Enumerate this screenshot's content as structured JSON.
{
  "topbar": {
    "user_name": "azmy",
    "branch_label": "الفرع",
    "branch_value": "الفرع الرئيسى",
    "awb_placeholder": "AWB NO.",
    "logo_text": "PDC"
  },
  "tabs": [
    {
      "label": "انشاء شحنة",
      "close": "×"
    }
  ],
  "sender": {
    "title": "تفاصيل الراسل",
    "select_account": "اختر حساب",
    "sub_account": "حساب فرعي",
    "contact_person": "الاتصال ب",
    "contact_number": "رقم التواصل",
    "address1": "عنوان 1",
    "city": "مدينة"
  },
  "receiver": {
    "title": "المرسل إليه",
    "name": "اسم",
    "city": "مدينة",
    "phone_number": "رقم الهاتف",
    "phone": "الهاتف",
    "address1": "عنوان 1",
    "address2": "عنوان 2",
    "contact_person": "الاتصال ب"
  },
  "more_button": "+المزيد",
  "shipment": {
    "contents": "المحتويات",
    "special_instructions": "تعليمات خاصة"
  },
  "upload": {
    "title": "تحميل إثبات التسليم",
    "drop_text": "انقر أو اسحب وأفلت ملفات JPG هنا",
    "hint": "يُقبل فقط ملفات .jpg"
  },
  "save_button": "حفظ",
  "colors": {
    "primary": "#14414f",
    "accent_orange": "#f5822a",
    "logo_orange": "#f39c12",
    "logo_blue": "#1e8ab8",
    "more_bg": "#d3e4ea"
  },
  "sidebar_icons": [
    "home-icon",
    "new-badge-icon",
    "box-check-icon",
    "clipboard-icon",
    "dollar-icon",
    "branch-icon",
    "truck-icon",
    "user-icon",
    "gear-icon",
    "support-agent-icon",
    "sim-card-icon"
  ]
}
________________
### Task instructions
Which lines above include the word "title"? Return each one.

### Written response
    "title": "تفاصيل الراسل",
    "title": "المرسل إليه",
    "title": "تحميل إثبات التسليم",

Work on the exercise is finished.